May is National Salad Month. Sure, it’s not as exciting as the opening of baseball season, but it’s still worth celebrating, whether you prefer Cobb Salad, Caesar Salad or just some simple mixed greens.

On average, Americans eat about 30 pounds of lettuce per year – but it’s not always easy to get the recommended amount of leafy greens. As such, bagged salads have become increasingly popular due to the convenience and available varieties. They’re a great option, but unlike uncut lettuce, bagged lettuce doesn’t last as long in your fridge. Forty percent of bagged salad is thrown out in the U.K., and in the U.S. we regularly toss out about one third of all food products.

When it comes to bagged salads, they’re only as fresh as their weakest ingredient. And with consumers expecting to have full-year produce availability, they’re often shipped thousands of miles from California and Arizona (which produces 90 percent of the country’s lettuce) to the Midwest, Canada and east coast, which takes as many as five days. This means the product is much closer to its expiration date when it arrives at your local store.

If the head lettuce in the bag has five days of remaining shelf-life, but the butter lettuce has only two, you’re looking at a bag of salad mix with only two days of shelf-life once you take it home. This makes expiration dates printed on the bags essentially useless – contributing to the 1.3 billion tons of food wasted each year when we decide to toss them into the garbage can.

In a recent article, Zest Labs’ CEO Peter Mehring points out: “The real problem in this scenario starts all the way at the beginning of the process – when the lettuce, kale or other vegetables are harvested. Even produce harvested on the same day may spoil at different rates depending on the post-harvest processing and handling.”

By providing growers, shippers and grocers with more information about the dynamic remaining shelf-life of each of the ingredients that go into bag salads starting at harvest, they can better manufacture bagged salads with consistent freshness that can last in your refrigerator for more than a couple of days. This leads to more satisfied customers, more nutritious salad and less waste.

At Zest Labs – we’re excited about National Salad Month for more reasons than just getting our recommended nutrients. It’s an opportunity to think about how we can more effectively manage the quality and shelf-life of fresh produce and reduce waste.

We should also tip our hats to everyone in the fresh food supply chain that produce, harvest, package, process and ship great fresh produce around the country so that we can enjoy them in our salads year-round.

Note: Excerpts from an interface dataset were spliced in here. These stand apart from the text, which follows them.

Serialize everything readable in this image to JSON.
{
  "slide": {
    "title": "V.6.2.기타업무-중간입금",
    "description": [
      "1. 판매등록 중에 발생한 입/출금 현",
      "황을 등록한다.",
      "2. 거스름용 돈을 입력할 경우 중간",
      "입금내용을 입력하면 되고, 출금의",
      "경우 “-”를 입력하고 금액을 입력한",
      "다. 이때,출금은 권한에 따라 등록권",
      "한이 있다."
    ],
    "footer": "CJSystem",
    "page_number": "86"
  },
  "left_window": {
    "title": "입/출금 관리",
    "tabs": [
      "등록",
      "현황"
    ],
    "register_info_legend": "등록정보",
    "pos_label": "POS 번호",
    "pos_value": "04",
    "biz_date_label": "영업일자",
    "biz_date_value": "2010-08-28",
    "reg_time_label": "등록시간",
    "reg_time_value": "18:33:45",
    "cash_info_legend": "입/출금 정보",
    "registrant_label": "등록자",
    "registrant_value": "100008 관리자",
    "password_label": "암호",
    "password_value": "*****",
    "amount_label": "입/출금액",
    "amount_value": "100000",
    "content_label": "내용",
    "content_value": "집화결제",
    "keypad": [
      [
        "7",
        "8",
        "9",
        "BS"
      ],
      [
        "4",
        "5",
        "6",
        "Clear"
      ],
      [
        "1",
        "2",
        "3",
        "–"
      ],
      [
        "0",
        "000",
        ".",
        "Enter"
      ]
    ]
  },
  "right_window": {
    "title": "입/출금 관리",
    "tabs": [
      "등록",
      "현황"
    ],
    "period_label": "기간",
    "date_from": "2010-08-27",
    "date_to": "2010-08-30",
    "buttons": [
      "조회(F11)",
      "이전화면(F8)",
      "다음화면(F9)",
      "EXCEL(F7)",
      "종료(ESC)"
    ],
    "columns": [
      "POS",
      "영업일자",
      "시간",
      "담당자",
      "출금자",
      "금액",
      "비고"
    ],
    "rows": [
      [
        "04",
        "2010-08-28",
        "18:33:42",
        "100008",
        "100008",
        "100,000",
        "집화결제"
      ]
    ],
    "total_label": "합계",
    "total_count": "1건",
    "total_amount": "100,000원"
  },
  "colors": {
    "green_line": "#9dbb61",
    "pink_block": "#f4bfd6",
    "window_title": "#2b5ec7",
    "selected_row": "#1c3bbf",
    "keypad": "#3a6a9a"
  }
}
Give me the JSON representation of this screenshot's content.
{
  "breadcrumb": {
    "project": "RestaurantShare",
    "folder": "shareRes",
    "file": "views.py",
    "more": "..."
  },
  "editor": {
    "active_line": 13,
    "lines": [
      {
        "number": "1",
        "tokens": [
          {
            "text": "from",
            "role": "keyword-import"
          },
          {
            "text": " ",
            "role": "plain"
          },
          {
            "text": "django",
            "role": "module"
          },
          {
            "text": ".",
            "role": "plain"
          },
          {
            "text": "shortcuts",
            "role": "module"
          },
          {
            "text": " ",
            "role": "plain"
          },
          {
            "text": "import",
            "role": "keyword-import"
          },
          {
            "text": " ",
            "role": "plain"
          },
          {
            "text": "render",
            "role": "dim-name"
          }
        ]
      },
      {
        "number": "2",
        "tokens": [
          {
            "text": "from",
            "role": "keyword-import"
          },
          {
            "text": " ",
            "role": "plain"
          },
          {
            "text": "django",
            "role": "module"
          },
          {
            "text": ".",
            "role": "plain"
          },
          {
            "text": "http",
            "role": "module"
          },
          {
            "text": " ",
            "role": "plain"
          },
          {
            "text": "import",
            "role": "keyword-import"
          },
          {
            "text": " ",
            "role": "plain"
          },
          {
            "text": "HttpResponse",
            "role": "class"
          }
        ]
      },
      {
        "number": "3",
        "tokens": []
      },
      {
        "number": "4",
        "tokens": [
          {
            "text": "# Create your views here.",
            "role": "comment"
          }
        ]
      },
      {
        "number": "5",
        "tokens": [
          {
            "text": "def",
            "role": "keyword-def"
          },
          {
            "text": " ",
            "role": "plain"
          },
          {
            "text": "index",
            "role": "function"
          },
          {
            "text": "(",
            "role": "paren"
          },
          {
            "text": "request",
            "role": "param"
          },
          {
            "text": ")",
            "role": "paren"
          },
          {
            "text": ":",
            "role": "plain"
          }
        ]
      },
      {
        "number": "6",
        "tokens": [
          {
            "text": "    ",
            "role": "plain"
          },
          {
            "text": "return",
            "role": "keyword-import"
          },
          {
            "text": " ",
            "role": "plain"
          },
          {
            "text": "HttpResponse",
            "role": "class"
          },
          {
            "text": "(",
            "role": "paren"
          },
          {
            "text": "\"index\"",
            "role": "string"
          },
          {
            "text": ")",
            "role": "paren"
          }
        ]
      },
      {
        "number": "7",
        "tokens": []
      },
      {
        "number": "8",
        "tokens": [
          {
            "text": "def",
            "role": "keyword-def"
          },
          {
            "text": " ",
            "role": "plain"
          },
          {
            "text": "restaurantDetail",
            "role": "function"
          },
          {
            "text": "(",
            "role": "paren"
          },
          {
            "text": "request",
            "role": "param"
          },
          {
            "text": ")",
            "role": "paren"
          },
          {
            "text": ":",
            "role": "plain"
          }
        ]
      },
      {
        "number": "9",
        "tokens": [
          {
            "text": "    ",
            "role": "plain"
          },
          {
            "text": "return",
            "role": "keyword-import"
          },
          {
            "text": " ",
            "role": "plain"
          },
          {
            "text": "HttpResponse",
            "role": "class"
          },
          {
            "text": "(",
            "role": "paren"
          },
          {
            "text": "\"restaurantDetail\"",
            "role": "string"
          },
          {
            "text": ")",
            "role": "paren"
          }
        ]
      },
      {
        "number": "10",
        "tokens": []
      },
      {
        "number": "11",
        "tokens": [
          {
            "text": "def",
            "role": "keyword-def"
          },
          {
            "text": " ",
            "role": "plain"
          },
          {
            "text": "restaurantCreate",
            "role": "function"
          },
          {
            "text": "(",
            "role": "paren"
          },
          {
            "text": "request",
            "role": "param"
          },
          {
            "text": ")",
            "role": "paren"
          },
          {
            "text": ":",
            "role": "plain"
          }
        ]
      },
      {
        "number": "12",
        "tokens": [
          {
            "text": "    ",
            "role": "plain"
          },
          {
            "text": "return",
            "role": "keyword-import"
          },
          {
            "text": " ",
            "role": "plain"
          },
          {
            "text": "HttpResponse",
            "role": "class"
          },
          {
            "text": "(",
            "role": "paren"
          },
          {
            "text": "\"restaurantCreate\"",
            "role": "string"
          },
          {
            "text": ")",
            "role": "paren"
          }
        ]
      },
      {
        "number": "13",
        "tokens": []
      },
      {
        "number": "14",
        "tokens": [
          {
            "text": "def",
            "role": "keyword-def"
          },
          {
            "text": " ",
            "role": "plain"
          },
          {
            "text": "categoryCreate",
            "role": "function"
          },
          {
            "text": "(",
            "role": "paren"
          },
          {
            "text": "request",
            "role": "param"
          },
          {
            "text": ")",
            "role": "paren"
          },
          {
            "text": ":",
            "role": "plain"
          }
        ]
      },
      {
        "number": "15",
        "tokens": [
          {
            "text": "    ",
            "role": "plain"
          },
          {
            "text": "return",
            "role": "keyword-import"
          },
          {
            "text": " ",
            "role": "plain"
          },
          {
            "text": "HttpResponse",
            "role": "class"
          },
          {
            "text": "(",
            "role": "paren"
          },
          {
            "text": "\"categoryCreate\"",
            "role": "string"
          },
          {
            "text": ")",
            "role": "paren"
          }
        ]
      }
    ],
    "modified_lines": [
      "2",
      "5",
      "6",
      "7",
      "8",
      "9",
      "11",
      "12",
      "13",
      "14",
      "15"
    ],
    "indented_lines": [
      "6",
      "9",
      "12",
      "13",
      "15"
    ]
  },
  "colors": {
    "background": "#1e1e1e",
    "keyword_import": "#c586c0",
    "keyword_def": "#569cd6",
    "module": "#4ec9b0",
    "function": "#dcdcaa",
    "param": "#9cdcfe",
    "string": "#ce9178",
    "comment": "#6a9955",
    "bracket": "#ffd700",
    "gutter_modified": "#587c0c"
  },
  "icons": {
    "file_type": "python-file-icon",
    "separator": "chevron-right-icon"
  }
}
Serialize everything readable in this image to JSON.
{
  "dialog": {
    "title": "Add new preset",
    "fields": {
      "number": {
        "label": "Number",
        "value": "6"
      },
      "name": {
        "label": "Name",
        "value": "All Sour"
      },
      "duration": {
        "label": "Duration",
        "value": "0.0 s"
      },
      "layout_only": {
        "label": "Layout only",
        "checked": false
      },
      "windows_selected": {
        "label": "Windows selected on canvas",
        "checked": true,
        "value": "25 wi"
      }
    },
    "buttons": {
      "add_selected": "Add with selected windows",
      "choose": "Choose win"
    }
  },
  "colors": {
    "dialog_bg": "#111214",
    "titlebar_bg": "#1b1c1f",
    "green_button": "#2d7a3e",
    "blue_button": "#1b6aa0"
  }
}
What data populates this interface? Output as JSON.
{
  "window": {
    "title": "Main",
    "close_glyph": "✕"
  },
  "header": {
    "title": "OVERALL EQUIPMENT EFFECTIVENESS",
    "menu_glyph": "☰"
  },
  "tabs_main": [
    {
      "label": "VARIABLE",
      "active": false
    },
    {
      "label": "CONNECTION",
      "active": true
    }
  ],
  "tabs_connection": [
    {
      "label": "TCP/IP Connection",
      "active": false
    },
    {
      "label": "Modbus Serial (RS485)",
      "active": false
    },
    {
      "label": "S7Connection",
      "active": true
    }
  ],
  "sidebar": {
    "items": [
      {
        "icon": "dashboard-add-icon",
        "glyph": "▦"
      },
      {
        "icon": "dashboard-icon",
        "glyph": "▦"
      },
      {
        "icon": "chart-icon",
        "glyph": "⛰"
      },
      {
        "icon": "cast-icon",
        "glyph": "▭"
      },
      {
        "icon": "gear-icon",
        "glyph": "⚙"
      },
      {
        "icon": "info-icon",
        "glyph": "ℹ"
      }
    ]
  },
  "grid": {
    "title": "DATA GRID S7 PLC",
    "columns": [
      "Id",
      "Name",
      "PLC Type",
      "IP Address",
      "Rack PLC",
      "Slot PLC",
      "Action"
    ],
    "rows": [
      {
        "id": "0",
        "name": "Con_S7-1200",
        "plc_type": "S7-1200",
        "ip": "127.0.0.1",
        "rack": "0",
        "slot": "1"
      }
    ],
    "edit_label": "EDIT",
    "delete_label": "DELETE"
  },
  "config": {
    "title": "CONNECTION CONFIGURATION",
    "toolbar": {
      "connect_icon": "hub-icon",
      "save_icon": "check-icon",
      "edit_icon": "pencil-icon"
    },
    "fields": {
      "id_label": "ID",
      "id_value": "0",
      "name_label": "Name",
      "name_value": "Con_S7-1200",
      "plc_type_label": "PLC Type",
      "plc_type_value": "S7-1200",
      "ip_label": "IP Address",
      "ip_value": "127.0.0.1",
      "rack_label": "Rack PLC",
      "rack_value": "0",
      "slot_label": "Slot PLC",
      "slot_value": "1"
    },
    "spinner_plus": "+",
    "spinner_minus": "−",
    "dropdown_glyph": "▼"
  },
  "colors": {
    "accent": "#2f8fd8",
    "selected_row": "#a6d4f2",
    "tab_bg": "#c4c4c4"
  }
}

I know I’ll be eating a Chicken Cobb Salad or two this month. Let me know what salad you’ll be eating to celebrate and maybe I’ll try it out!